What is Trauma?
Trauma can only be labeled as such for the traumatic effect a specific period, event, incident or encounter leaves on the individual which is why it is now clinically referred to as Post Traumatic Stress Disorder (PTSD). The survivor’s experience defies coherence, and therefore the civilizing principles of logic, time, order and words. These are also the very building blocks for a story which is, in essence, all about structure, so trauma and story are unlikely bedfellows and a fundamental problem we, as storytellers need to solve in ways that are appropriate to each project creatively.
Because the story is structure, it demands sufficient context be given so what takes place throughout the beginning, middle and end not only makes sense but offers sufficient meaning, significance and transformation. Classical stories are about change that results from the obstacles overcome in the middle and writers are taught to include content manipulated according to the rules of cause and effect, set up and pay off. Life, especially trauma, is not at all so neatly organized. There is no author editing, drafting and manipulating a trauma survivor’s life story into something logical, easy to digest, assimilate and grow from.
And yet stories are universal to how we remember, share a sense of who we are and what we are. They are a specific way of intimately connecting with others. Through the story, we come to reveal, learn and make sense of ourselves and others. When traumatic experience cuts us out of our narrative, continuity, coherence and ability to articulate and assert ourselves we feel alienated from others and ourselves.
To be alienated unto ourselves is reffered to in clinical terms as dissociation. Being able to give a narrative or story of self is to be conscious of the relationship between our experience and the meaning we attribute to it. Meaning is attributed to organised events and significant moments in regards to how the past affects our present sense of self, others, the world and our reactions to situations that arise in our everyday lives.
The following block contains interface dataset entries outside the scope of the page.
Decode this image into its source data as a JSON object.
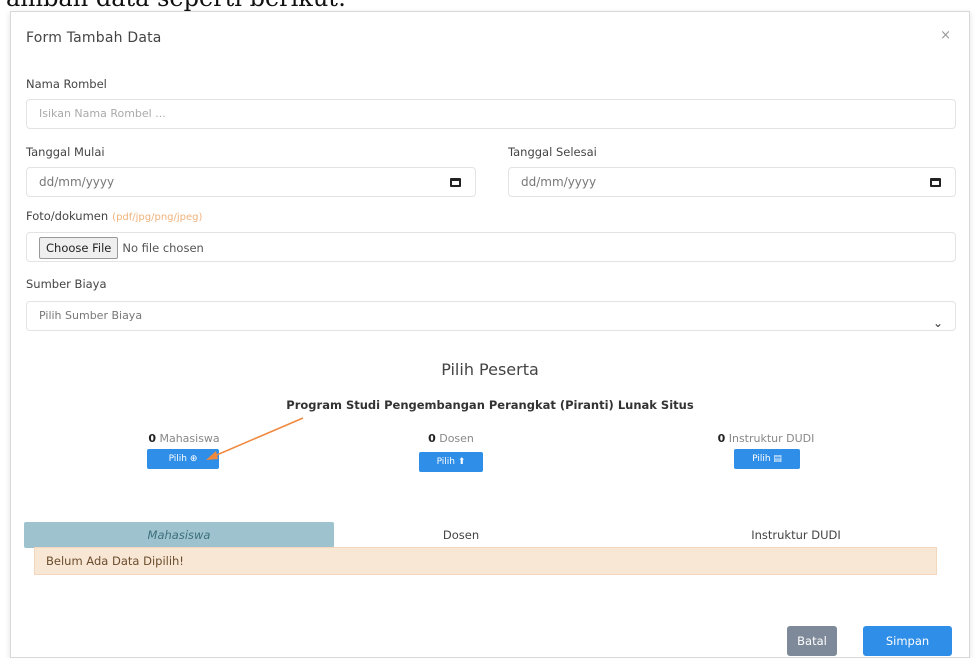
{
  "doc_caption": "ambah data seperti berikut:",
  "modal": {
    "title": "Form Tambah Data",
    "close_glyph": "×"
  },
  "form": {
    "nama_rombel": {
      "label": "Nama Rombel",
      "placeholder": "Isikan Nama Rombel ..."
    },
    "tanggal_mulai": {
      "label": "Tanggal Mulai",
      "value": "dd/mm/yyyy"
    },
    "tanggal_selesai": {
      "label": "Tanggal Selesai",
      "value": "dd/mm/yyyy"
    },
    "foto": {
      "label": "Foto/dokumen",
      "hint": "(pdf/jpg/png/jpeg)",
      "button": "Choose File",
      "status": "No file chosen"
    },
    "sumber_biaya": {
      "label": "Sumber Biaya",
      "selected": "Pilih Sumber Biaya"
    }
  },
  "peserta": {
    "title": "Pilih Peserta",
    "prodi": "Program Studi Pengembangan Perangkat (Piranti) Lunak Situs",
    "groups": [
      {
        "count": "0",
        "label": "Mahasiswa",
        "button": "Pilih ⊕"
      },
      {
        "count": "0",
        "label": "Dosen",
        "button": "Pilih ⬆"
      },
      {
        "count": "0",
        "label": "Instruktur DUDI",
        "button": "Pilih ▤"
      }
    ]
  },
  "tabs": [
    {
      "label": "Mahasiswa",
      "active": true
    },
    {
      "label": "Dosen",
      "active": false
    },
    {
      "label": "Instruktur DUDI",
      "active": false
    }
  ],
  "empty_message": "Belum Ada Data Dipilih!",
  "footer": {
    "batal": "Batal",
    "simpan": "Simpan"
  },
  "colors": {
    "primary": "#2e8ee8",
    "secondary": "#7e8a99",
    "tab_active": "#9ec3cf",
    "alert_bg": "#f9e7d6",
    "annotation_arrow": "#f0883e"
  }
}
This capacity to organise experience according to time and words also makes it possible to logically identify how we might envision ourselves progressing into the future and what we need to do to have the best chance of fulfilling our hopes and aspirations. Some people do it through writing up five-ten-fifteen year plans. However unprocessed or untold trauma destroys one’s capacity for this. Survivors mentally and emotionally remain paralysed in the past because they have not processed what happened sufficiently enough to integrate it as past tense.
In other words, undigested trauma is compelled to continue living unseen and unheard in the individual’s mind, body and emotional life. In this respect Freud’s notion of ‘repetition compulsion’, is interesting to think about because it does seem as though there is truth in the idea that the presence of trauma continues to express itself symptomatically through physical ailments, repeating toxic relationship dynamics and compulsive maladaptive behaviour. In this way, unconscious content might be regarded as always using metaphor to tell and make known its truth indirectly. Since story is metaphor in addition to being structure, fiction becomes a very apt space for engaging with traumatic content:
- Because trauma can only be known and articulated through metaphor.
- Trauma has no structure, order or coherence whereas fiction does. Survivor writers may then arrange and organise the content in a way that does make sense. Fiction is able to hold the trauma in a way that the survivor cannot. Assistance is required to make unsayable experience digestable and assimilated.